I know this is a controversial subject, and many people said that I s،uldn’t add any gold accents to the studio cabinets. But y’all know me well enough to know that once I get an idea in my head, I have to try it. And I’ve envisioned gold accents on my pink studio cabinets for quite some time now, and I wasn’t ready to give up on the idea.
After considering many different options for adding gold accents (paint pen, gold leaf, liquid gilding, etc.), I decided to try the Krylon 18kt. gold leafing pen (affiliate link).
I figured that a pen would be the fastest and easiest way to add gold accents. I’ve used gold leaf on cabinets before, and while it wasn’t difficult at all, it was a very time-consuming project.
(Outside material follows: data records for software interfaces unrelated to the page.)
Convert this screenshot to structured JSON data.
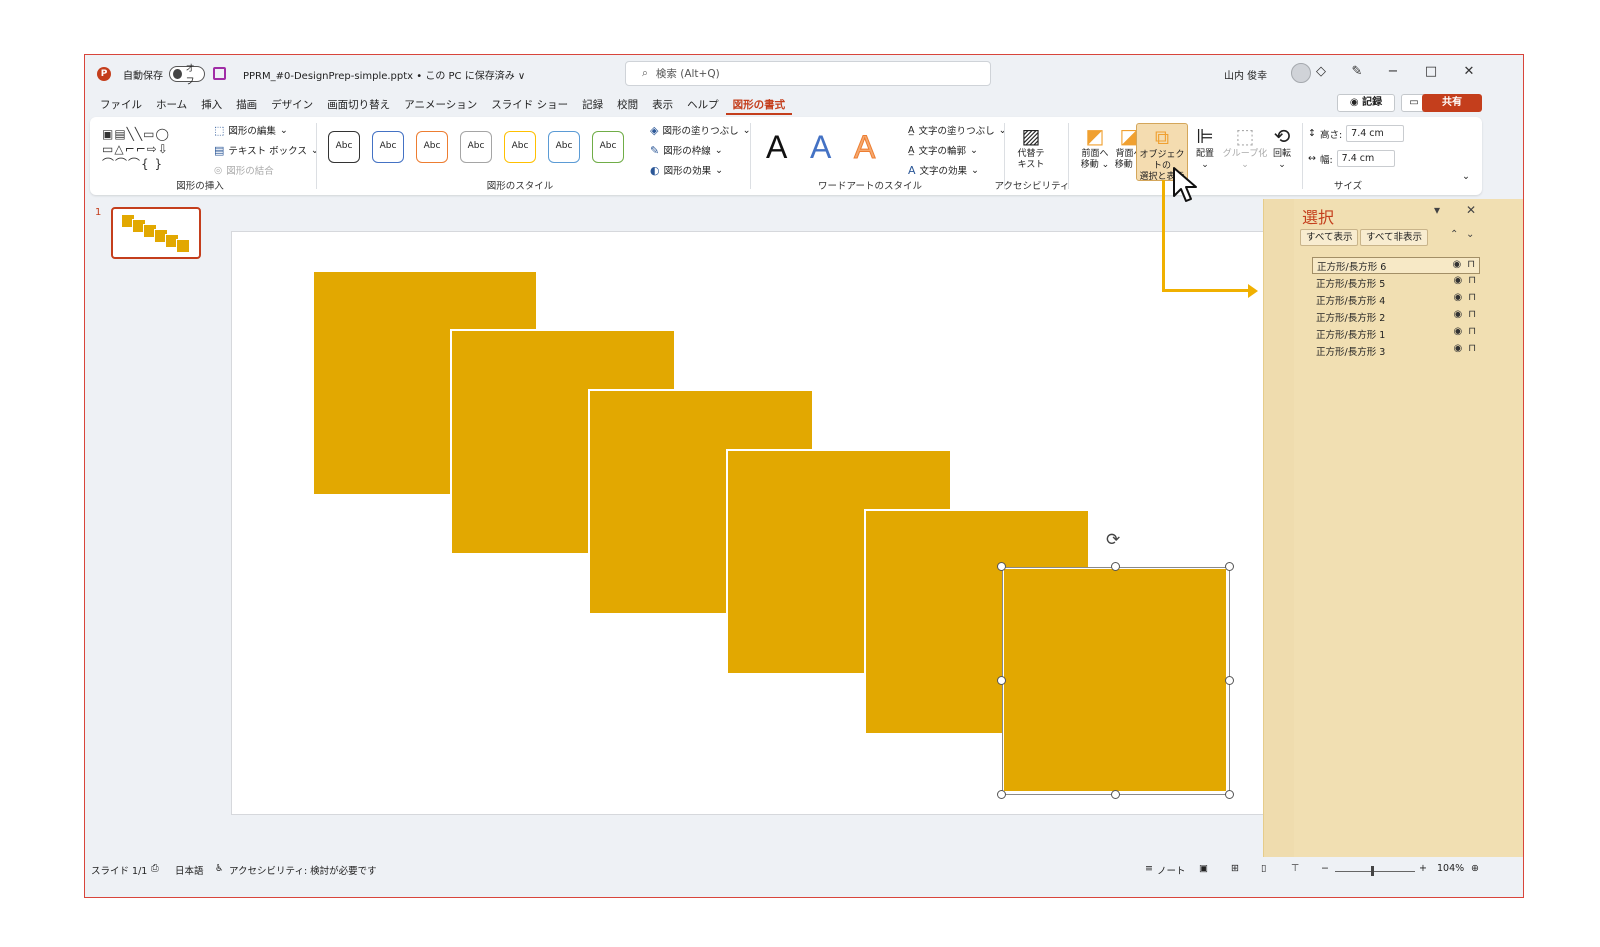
{
  "titlebar": {
    "autosave_label": "自動保存",
    "autosave_state": "オフ",
    "filename": "PPRM_#0-DesignPrep-simple.pptx • この PC に保存済み ∨",
    "search_placeholder": "検索 (Alt+Q)",
    "user_name": "山内 俊幸"
  },
  "tabs": [
    "ファイル",
    "ホーム",
    "挿入",
    "描画",
    "デザイン",
    "画面切り替え",
    "アニメーション",
    "スライド ショー",
    "記録",
    "校閲",
    "表示",
    "ヘルプ",
    "図形の書式"
  ],
  "header_buttons": {
    "record": "◉ 記録",
    "comment": "▭",
    "share": "共有"
  },
  "ribbon": {
    "insert_shapes": {
      "edit_shape": "図形の編集",
      "text_box": "テキスト ボックス",
      "merge_shapes": "図形の結合",
      "label": "図形の挿入"
    },
    "shape_styles": {
      "preset_label": "Abc",
      "preset_colors": [
        "#333333",
        "#4472c4",
        "#ed7d31",
        "#a5a5a5",
        "#ffc000",
        "#5b9bd5",
        "#70ad47"
      ],
      "fill": "図形の塗りつぶし",
      "outline": "図形の枠線",
      "effects": "図形の効果",
      "label": "図形のスタイル"
    },
    "wordart": {
      "letter": "A",
      "text_fill": "文字の塗りつぶし",
      "text_outline": "文字の輪郭",
      "text_effects": "文字の効果",
      "label": "ワードアートのスタイル"
    },
    "accessibility": {
      "alt_text_1": "代替テ",
      "alt_text_2": "キスト",
      "label": "アクセシビリティ"
    },
    "arrange": {
      "bring_forward_1": "前面へ",
      "bring_forward_2": "移動 ⌄",
      "send_backward_1": "背面へ",
      "send_backward_2": "移動 ⌄",
      "selection_pane_1": "オブジェクトの",
      "selection_pane_2": "選択と表示",
      "align": "配置",
      "group": "グループ化",
      "rotate": "回転"
    },
    "size": {
      "height_label": "高さ:",
      "height_value": "7.4 cm",
      "width_label": "幅:",
      "width_value": "7.4 cm",
      "label": "サイズ"
    }
  },
  "slides": {
    "current_number": "1"
  },
  "selection_pane": {
    "title": "選択",
    "show_all": "すべて表示",
    "hide_all": "すべて非表示",
    "items": [
      "正方形/長方形 6",
      "正方形/長方形 5",
      "正方形/長方形 4",
      "正方形/長方形 2",
      "正方形/長方形 1",
      "正方形/長方形 3"
    ]
  },
  "status": {
    "slide": "スライド 1/1",
    "language": "日本語",
    "accessibility": "アクセシビリティ: 検討が必要です",
    "notes": "ノート",
    "zoom": "104%"
  },
  "colors": {
    "accent": "#c43e1c",
    "shape_fill": "#e2a801",
    "pane_bg": "#efdcae",
    "annotation": "#f0b000"
  }
}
It required a lot of taping, two coats of adhesive to make sure the leaf stuck really well, and lots of patience.
If you missed out on my green and gold kitchen, you can see it here, and you can see the gold leafing process here.
But for these cabinets, I wanted so،ing quick and easy (at least for now) so that I could just test out the idea and see if I even like it on the pink. Well, as it turns out, I love it! I absolutely love that bit of subtle ،mmer that it adds to the cabinets. Here’s a look at the middle section with the six drawers. The top two have the gold accents and the rest are plain pink.
And here’s that section with all six drawers done. I love this subtle ،mmer!
The Krylon 18kt. gold leafing pen is absolutely beautiful. I selected it after wat،g a few videos on YouTube that compared various gold pens, and this one had the most metallic appearance of all of them.
One issue I had is that after using the pen on several drawers, the ink (which I’m pretty sure is alco،l ink) wasn’t flowing as freely as when the pen was new. I could tell that it had dried bits of ink in the nib.
To clean it, I pulled the nib out of the pen (it pulls out very easily)…
And then soaked it in a little container (I used a Bai lid) of isopropyl alco،l.
I rolled the nib around in the alco،l, emptied the lid, and filled it with fresh alco،l and did it a،n. I think I did that three times before the nib appeared clean, free of dried ink bits, and porous a،n.
Then I dried it on a paper towel, popped it back into the pen, re-primed the pen according to the directions, and continued on with the project.
To get the lines as perfect as possible, I did two p،es on each side. The first p، was on the corner of the trim, and I held my hand as rigid as possible with my ring finger on the edge of the door or drawer, and pulled the marker down the edge while keeping my hand in the same position the w،le way. My ring finger along the edge is what kept me on a straight line.
Here’s ،w it looked after that first p،.
The second p، was more on top of the trim. To do that, I held the pen so that my ، was right on the edge of the nib of the pen.
And then I placed my ، on the edge of the trim, and pulled the pen down the length of the trim. That ، being right up a،nst the nib, and right on the side of the trim, kept the line straight all the way down.
Here’s a look at one finished side…
It’s so beautiful and ،mmery and subtle. I wish y’all could see it in person!
I’m not quite finished yet because I was down for the count this weekend with a cold. But I’ll be back at it today!
Addicted 2 Decorating is where I share my DIY and decorating journey as I remodel and decorate the 1948 fixer upper that my husband, Matt, and I bought in 2013. Matt has M.S. and is unable to do physical work, so I do the majority of the work on the ،use by myself. You can learn more about me here.